Everybody likes to think of themselves as a strategic thinker. From advisory board members, to CPA’s and marketing consultants, lots of people list “strategic planning” within their list of competencies. Yet, there is a big difference between thinking broadly about strategy and creating a functional, tangible, strategic plan.
Strategy is somewhat esoteric, and theoretical. It deals with broad decisions that must be made about a business such as what products to offer; in which markets, using which core capabilities. The carefully crafted strategic plan has tactics woven into it, in the form of goals, objectives, initiatives, and action plans.
Unfortunately, some companies have a strategy and no strategic plan (and vice versa). If the strategy is stored solely within the confines of the thinking of the entrepreneur, there is no strategic plan.
There are books written about preparing a strategic plan in an hour and writing a marketing plan out on the back of a napkin.

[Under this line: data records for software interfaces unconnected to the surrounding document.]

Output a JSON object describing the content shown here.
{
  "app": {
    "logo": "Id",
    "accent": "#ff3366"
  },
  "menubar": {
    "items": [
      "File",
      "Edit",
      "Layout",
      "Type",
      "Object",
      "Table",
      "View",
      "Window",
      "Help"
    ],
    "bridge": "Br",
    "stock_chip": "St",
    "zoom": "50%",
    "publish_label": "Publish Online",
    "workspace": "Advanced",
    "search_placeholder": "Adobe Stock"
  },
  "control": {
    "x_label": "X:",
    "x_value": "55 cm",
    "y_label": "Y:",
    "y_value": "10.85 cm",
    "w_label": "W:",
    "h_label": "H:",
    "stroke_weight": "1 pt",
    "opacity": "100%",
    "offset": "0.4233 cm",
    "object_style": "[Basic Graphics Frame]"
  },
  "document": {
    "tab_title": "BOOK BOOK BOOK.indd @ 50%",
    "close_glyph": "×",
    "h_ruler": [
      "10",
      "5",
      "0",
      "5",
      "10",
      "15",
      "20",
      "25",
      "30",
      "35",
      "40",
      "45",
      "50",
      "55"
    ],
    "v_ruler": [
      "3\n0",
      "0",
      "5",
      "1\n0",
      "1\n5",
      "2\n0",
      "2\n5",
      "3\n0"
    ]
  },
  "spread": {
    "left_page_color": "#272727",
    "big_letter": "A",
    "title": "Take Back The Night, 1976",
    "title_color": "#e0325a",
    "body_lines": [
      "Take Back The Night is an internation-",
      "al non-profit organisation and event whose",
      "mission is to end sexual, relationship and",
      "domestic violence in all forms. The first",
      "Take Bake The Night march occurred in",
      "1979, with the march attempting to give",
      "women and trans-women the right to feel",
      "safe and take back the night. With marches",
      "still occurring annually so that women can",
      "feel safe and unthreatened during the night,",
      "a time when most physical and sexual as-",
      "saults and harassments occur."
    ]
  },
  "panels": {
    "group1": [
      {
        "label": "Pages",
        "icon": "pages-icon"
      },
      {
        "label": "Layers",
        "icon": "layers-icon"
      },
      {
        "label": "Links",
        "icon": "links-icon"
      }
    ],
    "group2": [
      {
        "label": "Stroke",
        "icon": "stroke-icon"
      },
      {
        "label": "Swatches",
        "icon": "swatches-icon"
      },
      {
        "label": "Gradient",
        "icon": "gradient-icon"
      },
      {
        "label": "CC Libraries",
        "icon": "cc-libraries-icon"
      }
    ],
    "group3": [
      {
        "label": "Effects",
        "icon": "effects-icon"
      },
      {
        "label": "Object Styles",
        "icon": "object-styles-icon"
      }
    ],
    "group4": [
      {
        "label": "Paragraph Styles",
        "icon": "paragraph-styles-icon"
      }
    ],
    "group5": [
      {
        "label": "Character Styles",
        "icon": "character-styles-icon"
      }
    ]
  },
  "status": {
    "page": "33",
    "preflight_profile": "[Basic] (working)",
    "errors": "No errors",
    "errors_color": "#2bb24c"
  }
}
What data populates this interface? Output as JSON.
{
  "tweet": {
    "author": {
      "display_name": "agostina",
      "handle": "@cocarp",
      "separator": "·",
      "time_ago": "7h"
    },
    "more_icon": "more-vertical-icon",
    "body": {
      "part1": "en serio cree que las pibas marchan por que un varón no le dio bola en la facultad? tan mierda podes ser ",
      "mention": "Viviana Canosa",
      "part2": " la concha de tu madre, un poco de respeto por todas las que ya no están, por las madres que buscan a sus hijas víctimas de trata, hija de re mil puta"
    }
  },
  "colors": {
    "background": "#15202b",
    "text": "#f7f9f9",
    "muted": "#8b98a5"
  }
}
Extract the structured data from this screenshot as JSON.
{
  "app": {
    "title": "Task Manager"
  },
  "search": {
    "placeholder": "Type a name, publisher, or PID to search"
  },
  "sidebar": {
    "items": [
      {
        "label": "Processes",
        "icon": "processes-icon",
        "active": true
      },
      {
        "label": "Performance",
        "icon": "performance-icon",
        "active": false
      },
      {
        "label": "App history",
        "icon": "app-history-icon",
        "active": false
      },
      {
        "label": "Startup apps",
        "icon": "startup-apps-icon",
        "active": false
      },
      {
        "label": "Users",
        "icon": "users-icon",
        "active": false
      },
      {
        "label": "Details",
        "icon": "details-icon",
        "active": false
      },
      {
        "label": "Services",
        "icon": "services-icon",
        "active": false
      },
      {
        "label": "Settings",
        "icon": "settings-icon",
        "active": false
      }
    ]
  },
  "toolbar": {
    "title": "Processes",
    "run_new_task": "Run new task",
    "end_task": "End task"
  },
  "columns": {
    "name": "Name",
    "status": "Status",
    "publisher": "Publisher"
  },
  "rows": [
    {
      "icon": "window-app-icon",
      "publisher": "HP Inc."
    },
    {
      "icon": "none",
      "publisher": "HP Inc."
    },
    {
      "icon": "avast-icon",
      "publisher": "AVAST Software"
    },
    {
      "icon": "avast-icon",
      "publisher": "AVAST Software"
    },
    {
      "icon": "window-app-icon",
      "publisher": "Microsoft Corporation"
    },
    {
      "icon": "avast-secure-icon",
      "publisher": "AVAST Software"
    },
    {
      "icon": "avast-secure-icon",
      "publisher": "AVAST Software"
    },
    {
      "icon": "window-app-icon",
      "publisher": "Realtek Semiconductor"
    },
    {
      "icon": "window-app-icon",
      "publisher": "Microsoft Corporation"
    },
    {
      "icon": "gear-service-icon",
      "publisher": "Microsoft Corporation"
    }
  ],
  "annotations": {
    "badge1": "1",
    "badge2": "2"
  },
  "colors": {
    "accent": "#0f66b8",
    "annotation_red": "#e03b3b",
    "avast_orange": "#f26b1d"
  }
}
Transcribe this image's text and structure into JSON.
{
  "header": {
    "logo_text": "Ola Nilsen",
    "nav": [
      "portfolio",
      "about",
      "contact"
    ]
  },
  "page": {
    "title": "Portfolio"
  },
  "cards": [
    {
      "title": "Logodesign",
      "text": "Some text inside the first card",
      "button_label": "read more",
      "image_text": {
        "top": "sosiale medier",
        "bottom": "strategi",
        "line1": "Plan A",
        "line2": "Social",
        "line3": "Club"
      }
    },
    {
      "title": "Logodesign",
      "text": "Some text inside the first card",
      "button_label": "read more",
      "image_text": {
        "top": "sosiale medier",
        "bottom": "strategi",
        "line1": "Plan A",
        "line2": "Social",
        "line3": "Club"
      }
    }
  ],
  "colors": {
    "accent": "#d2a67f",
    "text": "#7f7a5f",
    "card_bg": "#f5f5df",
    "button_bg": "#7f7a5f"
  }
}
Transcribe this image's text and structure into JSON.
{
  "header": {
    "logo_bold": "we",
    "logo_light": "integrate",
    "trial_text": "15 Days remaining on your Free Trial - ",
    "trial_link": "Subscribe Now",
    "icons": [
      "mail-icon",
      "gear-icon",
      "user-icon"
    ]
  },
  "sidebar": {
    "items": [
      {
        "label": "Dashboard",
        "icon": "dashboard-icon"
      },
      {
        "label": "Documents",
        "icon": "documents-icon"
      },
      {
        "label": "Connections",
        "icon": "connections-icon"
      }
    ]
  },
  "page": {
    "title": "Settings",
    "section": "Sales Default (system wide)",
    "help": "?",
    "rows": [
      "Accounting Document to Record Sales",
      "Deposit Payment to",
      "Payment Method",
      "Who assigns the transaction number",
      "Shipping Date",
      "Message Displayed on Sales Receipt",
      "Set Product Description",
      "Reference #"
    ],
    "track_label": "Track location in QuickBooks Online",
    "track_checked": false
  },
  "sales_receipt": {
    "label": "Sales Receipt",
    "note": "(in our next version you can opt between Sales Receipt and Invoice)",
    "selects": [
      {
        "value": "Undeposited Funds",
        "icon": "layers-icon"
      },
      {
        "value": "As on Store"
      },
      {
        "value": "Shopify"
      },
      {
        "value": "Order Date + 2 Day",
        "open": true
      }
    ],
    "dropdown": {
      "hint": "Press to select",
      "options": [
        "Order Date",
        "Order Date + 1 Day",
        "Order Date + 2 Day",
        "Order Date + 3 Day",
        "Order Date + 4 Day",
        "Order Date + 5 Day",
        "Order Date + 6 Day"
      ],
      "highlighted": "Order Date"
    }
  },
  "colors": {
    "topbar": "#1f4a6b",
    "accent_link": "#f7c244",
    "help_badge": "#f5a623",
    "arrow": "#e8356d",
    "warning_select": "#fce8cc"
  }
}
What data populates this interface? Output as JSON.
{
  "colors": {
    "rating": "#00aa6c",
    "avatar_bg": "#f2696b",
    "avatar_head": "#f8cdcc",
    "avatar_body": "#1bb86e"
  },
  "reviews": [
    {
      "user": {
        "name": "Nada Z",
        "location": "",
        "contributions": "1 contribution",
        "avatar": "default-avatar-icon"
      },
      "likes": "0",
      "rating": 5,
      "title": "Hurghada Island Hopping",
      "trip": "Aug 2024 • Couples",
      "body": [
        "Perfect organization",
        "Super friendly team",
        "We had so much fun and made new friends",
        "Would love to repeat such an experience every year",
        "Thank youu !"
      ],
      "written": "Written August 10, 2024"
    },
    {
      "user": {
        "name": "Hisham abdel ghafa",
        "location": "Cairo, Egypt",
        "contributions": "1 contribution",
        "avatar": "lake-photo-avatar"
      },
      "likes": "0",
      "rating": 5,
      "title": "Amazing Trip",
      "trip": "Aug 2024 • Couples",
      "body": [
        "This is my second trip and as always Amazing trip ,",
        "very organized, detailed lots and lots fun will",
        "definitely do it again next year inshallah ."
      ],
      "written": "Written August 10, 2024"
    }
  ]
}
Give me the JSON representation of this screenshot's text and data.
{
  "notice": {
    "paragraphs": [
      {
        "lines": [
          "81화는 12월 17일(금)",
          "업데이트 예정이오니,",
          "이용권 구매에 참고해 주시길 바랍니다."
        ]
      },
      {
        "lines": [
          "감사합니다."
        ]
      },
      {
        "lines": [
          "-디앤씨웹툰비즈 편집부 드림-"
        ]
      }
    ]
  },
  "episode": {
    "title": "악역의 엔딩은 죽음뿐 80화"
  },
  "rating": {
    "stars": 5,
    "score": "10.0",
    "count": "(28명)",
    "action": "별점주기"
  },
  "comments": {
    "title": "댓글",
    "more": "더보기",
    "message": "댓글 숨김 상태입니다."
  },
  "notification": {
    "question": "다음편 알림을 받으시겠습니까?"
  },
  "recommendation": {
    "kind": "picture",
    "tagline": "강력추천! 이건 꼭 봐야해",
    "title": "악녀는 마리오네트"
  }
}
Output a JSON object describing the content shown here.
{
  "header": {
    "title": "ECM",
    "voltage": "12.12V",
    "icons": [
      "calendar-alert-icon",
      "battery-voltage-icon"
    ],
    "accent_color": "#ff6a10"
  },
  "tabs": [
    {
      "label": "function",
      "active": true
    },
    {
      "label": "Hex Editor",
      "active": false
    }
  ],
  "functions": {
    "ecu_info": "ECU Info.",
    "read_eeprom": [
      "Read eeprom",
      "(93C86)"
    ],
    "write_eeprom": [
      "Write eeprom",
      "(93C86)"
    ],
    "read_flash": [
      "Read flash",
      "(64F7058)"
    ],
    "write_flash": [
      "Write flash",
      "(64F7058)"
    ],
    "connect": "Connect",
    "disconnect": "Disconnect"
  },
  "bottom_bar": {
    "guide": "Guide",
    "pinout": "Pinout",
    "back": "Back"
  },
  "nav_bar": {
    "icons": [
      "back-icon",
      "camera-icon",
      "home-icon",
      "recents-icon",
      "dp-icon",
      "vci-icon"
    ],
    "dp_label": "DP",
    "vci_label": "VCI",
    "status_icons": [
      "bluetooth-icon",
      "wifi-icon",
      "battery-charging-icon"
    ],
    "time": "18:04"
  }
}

The napkin’s evil cousin is the one page business plan, which may tout simplicity as grand, but lacks depth, scope and detail. As the thinking goes, anything as important as the future of a business (and the implications for its employees and investors) should be explained in a few paragraphs. Using the same mindset, an airline pilot’s flight plan could be drawn on a napkin. A cancer researcher’s thesis should be able to fit on an index card. Perhaps we can cut a few corners and keep the design of that skyscraper to a minimum. Who has the time?
The other problem with the napkin analogy is that it suggests two guys sitting in a pub dreaming up the grand strategy over a Guinness. Some of history’s most ingenious strategies may have been dreamed up that way. Yet the grand strategies do not always translate into a functional strategic plan based on research, thought, prodding, challenge and development of core capabilities such as supporting human capital and technology.
Most importantly, the people who will be responsible for buying into the grand scheme need to be included in the process of developing it. If a board of advisors or two guys in a bar craft and develop the strategy void of management’s input, they are likely to sabotage it or at least slow down its momentum.
Thus, the distinction between being a closet strategist and creating a thorough strategic plan is an important one. The finer things in life, like a great cabernet or scotch, take time. Building a strategic plan requires patience and a level of expertise that you would expect out of a CPA or intellectual capital attorney.
Take the time to convert your strategy into a tangible strategic plan that you can share with your investors, employees, vendors and even customers (when appropriate). Isn’t the future of your company worth it?